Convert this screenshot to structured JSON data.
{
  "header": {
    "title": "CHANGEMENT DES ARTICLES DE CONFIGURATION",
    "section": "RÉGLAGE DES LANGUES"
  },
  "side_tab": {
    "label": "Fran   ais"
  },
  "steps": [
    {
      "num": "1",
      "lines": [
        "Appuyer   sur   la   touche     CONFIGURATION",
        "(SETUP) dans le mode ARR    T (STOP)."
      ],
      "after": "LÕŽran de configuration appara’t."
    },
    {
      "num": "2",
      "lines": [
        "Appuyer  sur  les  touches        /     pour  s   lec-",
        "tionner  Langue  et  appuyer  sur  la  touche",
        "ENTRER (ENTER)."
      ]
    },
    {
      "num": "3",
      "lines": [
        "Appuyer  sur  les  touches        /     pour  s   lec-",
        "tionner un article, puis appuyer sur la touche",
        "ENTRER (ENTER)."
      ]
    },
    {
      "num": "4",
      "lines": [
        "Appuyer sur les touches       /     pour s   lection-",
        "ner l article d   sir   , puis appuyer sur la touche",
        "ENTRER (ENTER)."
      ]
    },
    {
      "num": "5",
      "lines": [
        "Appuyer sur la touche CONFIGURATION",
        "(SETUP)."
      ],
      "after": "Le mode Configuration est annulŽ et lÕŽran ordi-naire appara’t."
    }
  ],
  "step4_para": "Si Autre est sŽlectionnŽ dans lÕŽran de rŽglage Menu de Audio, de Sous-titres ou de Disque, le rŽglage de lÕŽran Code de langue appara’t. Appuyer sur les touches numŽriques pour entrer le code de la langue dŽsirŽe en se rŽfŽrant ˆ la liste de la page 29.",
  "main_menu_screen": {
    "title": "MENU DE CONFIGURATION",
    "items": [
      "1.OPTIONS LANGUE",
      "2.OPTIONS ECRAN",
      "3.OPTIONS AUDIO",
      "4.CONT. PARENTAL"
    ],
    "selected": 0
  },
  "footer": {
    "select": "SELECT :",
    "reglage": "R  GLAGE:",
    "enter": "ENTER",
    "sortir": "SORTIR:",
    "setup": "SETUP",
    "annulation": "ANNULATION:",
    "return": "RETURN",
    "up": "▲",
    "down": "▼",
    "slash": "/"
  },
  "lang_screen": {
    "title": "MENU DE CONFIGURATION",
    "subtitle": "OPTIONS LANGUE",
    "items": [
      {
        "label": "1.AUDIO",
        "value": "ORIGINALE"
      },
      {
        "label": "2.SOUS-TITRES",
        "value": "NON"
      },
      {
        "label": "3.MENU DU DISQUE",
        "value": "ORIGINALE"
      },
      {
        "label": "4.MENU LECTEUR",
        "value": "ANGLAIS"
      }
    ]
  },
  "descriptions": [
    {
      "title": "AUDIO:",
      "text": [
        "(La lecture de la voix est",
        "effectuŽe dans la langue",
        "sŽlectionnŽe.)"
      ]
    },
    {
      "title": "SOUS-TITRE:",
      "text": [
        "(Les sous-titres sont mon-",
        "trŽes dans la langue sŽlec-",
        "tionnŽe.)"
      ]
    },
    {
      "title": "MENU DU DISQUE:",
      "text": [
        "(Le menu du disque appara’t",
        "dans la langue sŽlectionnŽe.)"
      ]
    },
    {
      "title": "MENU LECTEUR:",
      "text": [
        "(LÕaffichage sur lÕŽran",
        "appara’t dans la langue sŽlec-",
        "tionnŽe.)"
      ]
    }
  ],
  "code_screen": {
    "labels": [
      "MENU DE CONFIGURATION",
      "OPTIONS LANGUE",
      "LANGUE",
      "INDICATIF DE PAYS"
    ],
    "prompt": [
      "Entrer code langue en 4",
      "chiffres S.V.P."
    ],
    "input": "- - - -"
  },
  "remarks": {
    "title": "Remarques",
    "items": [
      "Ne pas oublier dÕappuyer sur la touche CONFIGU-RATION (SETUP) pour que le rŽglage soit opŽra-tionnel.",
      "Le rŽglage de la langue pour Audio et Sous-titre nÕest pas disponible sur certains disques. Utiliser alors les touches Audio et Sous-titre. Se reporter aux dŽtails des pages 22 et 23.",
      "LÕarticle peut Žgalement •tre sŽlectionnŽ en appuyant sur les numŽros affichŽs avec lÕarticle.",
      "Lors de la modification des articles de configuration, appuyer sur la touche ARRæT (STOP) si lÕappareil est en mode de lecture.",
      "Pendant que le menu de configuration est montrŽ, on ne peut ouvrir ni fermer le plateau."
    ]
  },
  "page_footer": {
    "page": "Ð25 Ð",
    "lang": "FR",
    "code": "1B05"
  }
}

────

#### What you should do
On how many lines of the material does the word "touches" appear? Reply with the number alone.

#### Solution for this problem
5